Springload web developer Lydie Danet says businesses could also consider people with diverse backgrounds. “I know a bunch of women, myself included, who ended up in the tech industry only after having changed careers,” she explains. “I’m not too sure about NZ, but in France it can be hard to find a job when you seem ‘unstable’ because you switched careers or haven’t studied for five years and have a degree in the field. Maybe a career in IT doesn’t seem like a valid option for young women at the beginning. I don’t really know why I didn’t consider computer studies myself as a possibility at the end of high school. It felt like it was ‘not for me,’ and I didn’t give it any more thought at the time, even though I had spent quite some time programming my calculator. I guess it comes down to making tech studies look like a valid option for young women.”

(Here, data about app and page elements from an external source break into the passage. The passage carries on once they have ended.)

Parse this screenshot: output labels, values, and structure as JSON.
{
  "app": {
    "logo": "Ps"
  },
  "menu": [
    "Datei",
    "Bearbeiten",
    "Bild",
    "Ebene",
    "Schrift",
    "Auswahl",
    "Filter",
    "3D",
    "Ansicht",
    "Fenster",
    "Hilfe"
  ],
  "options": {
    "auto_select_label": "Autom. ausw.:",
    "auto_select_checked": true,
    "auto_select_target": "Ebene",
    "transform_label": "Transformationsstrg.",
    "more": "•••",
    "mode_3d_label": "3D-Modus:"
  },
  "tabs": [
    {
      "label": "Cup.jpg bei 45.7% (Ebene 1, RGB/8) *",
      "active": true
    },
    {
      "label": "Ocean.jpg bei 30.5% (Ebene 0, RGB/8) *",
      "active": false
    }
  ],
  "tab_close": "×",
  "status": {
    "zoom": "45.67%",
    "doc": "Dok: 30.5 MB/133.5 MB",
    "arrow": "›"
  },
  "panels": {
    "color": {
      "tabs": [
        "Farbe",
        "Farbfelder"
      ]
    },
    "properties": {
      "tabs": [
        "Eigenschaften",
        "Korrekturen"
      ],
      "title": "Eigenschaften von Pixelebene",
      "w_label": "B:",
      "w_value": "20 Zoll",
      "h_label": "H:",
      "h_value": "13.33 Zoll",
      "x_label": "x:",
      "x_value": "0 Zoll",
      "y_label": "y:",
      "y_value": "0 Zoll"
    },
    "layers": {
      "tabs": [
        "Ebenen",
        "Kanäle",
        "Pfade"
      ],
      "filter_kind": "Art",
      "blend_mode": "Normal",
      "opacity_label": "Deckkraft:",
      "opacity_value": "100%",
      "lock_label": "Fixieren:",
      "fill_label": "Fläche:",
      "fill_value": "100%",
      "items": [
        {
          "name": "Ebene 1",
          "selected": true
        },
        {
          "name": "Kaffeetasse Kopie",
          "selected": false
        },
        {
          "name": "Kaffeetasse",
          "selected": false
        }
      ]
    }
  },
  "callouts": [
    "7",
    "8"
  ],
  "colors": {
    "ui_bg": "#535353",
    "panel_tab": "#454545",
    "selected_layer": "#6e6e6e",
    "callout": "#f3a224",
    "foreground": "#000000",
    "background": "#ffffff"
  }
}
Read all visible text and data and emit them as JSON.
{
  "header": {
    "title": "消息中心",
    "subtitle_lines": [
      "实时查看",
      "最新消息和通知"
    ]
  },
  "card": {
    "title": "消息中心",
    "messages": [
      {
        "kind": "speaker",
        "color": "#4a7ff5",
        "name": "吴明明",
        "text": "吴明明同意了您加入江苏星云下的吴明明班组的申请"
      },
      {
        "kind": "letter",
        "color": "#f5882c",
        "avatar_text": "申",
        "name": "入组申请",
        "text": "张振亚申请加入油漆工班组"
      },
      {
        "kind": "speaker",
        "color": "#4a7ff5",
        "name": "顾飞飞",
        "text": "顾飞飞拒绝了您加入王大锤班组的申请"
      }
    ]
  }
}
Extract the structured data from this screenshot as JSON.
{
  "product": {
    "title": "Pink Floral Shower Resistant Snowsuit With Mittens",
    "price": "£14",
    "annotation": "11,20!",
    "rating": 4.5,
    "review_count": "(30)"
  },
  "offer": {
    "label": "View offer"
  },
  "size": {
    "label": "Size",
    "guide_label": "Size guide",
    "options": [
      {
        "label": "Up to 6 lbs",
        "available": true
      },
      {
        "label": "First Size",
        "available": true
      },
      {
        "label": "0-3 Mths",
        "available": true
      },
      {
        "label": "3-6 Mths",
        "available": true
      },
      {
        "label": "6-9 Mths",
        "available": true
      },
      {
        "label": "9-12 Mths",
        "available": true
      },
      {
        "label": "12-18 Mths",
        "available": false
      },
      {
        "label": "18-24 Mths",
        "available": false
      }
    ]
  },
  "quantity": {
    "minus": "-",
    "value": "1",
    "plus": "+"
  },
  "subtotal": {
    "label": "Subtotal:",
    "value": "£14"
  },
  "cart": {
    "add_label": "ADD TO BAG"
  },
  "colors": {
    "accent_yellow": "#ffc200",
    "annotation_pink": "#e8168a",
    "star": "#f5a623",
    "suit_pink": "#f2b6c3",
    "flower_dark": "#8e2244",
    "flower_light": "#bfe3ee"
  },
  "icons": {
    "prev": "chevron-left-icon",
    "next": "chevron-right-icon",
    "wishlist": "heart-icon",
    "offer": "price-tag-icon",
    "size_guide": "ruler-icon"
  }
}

Adams concurs. “I think I lot of problems we're seeing today in various workplaces are reflections of inputs that have occurred way before someone enters the workplace,” she says. “I think we really need to take a hard look at the conversations we are having with each other (friends, family, colleagues) and with our kids. Why are we buying Bob the Builder clothing for boys and Barbie for girls? What subjects are we encouraging our kids to do at school? Are we basing these on their gender? E.g. why did my husband’s boys-only high school (Wellington College) not offer cooking as a subject and why did only one other female complete the web development course with me this year? Is the advice we give our kids being unjustifiably skewed by our own views and experiences and restricting our children's own horizons?”

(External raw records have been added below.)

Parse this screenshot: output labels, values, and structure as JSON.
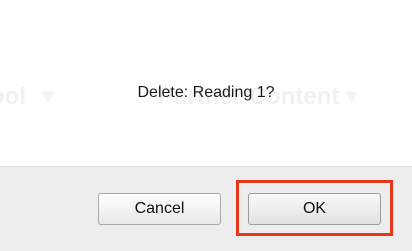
{
  "background": {
    "left_text": "ool",
    "right_text": "Partner Content",
    "chevron": "▾"
  },
  "dialog": {
    "message": "Delete: Reading 1?",
    "cancel_label": "Cancel",
    "ok_label": "OK"
  },
  "colors": {
    "highlight": "#e5361b",
    "footer_bg": "#ededed"
  }
}
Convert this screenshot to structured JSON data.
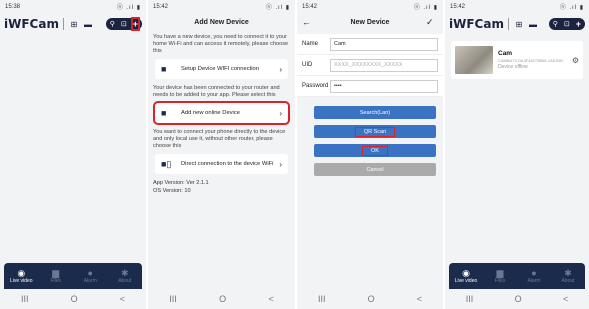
{
  "panel1": {
    "status": {
      "time": "15:38",
      "right": "ⓝ .ıl ▮"
    },
    "brand": "iWFCam",
    "tabs": [
      {
        "label": "Live video"
      },
      {
        "label": "Files"
      },
      {
        "label": "Alarm"
      },
      {
        "label": "About"
      }
    ]
  },
  "panel2": {
    "status": {
      "time": "15:42",
      "right": "ⓝ .ıl ▮"
    },
    "title": "Add New Device",
    "intro": "You have a new device, you need to connect it to your home Wi-Fi and can access it remotely, please choose this",
    "setup_label": "Setup Device WIFI connection",
    "connected_desc": "Your device has been connected to your router and needs to be added to your app. Please select this",
    "add_online_label": "Add new online Device",
    "direct_desc": "You want to connect your phone directly to the device and only local use it, without other router, please choose this",
    "direct_label": "Direct connection to the device WiFi",
    "app_version": "App Version: Ver 2.1.1",
    "os_version": "OS Version: 10"
  },
  "panel3": {
    "status": {
      "time": "15:42",
      "right": "ⓝ .ıl ▮"
    },
    "title": "New Device",
    "fields": [
      {
        "label": "Name",
        "value": "Cam"
      },
      {
        "label": "UID",
        "placeholder": "XXXX_XXXXXXXX_XXXXX"
      },
      {
        "label": "Password",
        "value": "••••"
      }
    ],
    "btn_search": "Search(Lan)",
    "btn_qr": "QR Scan",
    "btn_ok": "OK",
    "btn_cancel": "Cancel"
  },
  "panel4": {
    "status": {
      "time": "15:42",
      "right": "ⓝ .ıl ▮"
    },
    "brand": "iWFCam",
    "device": {
      "name": "Cam",
      "uid": "CAMBA73-DA3F46273B06-1A8 B9C",
      "status": "Device offline"
    },
    "tabs": [
      {
        "label": "Live video"
      },
      {
        "label": "Files"
      },
      {
        "label": "Alarm"
      },
      {
        "label": "About"
      }
    ]
  },
  "sysnav": {
    "recent": "III",
    "home": "O",
    "back": "<"
  },
  "colors": {
    "navy": "#1b2b4b",
    "accent_red": "#d9232a",
    "button_blue": "#3a72c4"
  }
}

Many of the problems, Adams says, boil down to bias. “I have worked as a volunteer youth worker for a number of years, and I am repeatedly shocked by how such a strong perception of the world and gender roles have already been formed in teens’ minds before they’re even old enough to start a part-time job,” she says. “Often it seems due to input from parents and wider older family members. I have encouraged them to take all advice on board but to remember that it’s just that: advice. The fact is there are jobs and industries that exist today that did not exist ten years ago, some even five years ago, and a lot of advice that kids are going to receive has a best-before date (especially with the rapid rise of AI) that needs to be taken in to consideration to be of true worth for the present and future. I think if we can work on solving issues like this at the root like dispelling notions of gender-based job industries at a school level as well as addressing symptoms that crop up in the workplace and wider industry this will all contribute to a far more long-term positive outcome for industries like tech.”
It's well-known that the more diverse a company is, the more money it makes on average. But Adams, Bunea, Campbell, Danet and Day all say what’s more important is equal opportunities and equal treatment – which is what feminism, of course, is all about. As Campbell explains: “To me, the word feminism translates to equality and respect. I want women to feel empowered to do or be whatever they truly feel passionate about, without having to justify or fight for it any more than someone else.”
Says Adams: “Plain and simple: the advocacy of gender equality.”
Day’s definition is even simpler. “Equality for all.”